Light metal buildings will typically have less capacity to handle a high snow load. For flat roofs, the step-down area between roof sections is a potential source of roof overload because of the tendency for ice and snow collection.

Many new structures are built to withstand higher weight loads. The total accumulated weight of four feet of snow could be as high as 60 lbs per square foot of roof space, which is getting toward the limits of even the best designed roof.

If there's ice, it's much heavier, with one inch equaling about a foot of fresh snow.

The men and women of the Prince George’s County Fire/EMS Department warn residents not to venture onto your roofs as the additional weight may cause a collapse. Do not use water from a hose in an attempt to remove the snow as this will melt and refreeze as well as causing drains to become blocked; further complicating the situation.

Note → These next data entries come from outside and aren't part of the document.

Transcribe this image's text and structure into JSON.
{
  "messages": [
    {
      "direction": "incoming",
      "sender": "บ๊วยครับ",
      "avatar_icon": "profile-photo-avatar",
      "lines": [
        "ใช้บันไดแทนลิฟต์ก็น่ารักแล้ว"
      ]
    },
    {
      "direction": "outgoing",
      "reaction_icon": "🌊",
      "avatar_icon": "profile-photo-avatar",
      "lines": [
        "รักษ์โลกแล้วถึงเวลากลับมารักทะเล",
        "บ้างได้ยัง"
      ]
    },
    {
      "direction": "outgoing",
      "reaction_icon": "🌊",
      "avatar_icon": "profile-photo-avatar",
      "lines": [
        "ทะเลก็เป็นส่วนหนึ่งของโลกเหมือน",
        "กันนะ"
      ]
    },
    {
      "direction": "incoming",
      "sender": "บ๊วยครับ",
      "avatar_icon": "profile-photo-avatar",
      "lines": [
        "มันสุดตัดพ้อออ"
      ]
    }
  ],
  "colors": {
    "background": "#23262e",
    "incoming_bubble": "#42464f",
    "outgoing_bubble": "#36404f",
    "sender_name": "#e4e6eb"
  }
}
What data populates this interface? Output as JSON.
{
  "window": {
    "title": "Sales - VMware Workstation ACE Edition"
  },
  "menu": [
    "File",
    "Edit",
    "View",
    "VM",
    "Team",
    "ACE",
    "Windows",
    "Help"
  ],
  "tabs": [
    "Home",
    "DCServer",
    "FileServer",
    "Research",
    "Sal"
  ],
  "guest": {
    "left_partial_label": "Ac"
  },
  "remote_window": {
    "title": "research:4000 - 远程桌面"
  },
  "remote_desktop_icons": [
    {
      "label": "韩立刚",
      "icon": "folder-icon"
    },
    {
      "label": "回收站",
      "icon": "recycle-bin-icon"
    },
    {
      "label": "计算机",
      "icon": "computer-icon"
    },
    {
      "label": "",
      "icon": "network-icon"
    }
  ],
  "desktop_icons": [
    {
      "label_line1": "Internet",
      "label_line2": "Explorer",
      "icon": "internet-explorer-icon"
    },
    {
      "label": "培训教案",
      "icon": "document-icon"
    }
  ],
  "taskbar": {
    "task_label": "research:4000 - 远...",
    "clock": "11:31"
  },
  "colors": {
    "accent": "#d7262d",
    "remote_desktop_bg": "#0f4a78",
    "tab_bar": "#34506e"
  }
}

The Fire/EMS Department discourages home and business owners from clearing snow off of roofs themselves. This dangerous activity involves placing a ladder against the structure, ascending the ladder and using a broom or shovel to push snow off of the roof. Many performing this task are tempted to enter the roof structure. DO NOT GO ON THE ROOF. Be warned that climbing a ladder and entering a roof structure already stressed by a heavy snow load has its own inherent dangers and is not recommended.

The Fire/EMS Department highly recommends that you contact a professional roof contractor that has the experience and tools to safely clear snow off of flat roofs.

If you are in a structure with a flat roof and hear cracking, popping or stressed wood/metal noises; evacuate the structure and call 911 from a safe location.

The Prince George’s County Fire/EMS Department has not experienced any roof collapses at this point.

During the Storm Safety Tips

The Prince George’s County Fire/Emergency Medical Services Department continues to provide services to citizens and residents despite the challenges of impassable streets and extremely hazardous conditions. As snow removal crews continue fighting to clear roadways, Mother Nature is currently winning the battle to keeps roads blanketed in snow and in hazardous condition.

Prince George’s County firefighters and paramedics, as of 1:00 PM, Saturday, February 6, 2010, have handled 375 calls for service, which is the average number of calls handled in a normal 24-hour period. The majority of incidents involve downed power lines and arcing transformers. Other incidents include pregnancy, injuries from snow play, asthma and since midnight here have been seven incidents involving medical calls involving CPR. It is unknown if any of these incidents involve snow shoveling. Numerous large trees have fallen under the weight of the snow, some onto buildings and homes causing minimal damage.

The men and women of your Prince George’s County Fire/EMS Department remind you to:

Stay Prepared, Stay Informed, Stay Safe and Stay Home!!!

Shoveling heavy and wet snow in cold temperatures is stressful and could lead to cardiac emergencies. If you must shovel; scoop up smaller amounts of snow and take frequent breaks.

Be a good neighbor – check on your senior citizen neighbors. Shovel their sidewalks, ensure they have food and check on their medical condition.

Clear snow away from your closest fire hydrant. Make sure firefighters can quickly locate this vital piece of equipment.

Clear snow away from your clothes dryer exhaust vent. This will allow for the unobstructed exhaust of possible carbon monoxide.

As the day wears on – there are more and more pedestrians venturing into the roadway and intermingling with vehicle traffic. Pedestrians should wear bright colored clothing. Both pedestrian and vehicle operators need to exercise extreme caution while on the roadways. Home and business owners should start to clear sidewalks as soon as possible after the snow stops.

Continue to exercise good common sense while trying to stay warm.

If you see a downed power line – consider it to be “live” and notify 911.

In the event of a power outage – do not use candles, use battery operated flashlights for illumination.

Citizens and residents should remain home and not venture out until public safety official and road crews have had an opportunity to clean up after this storm.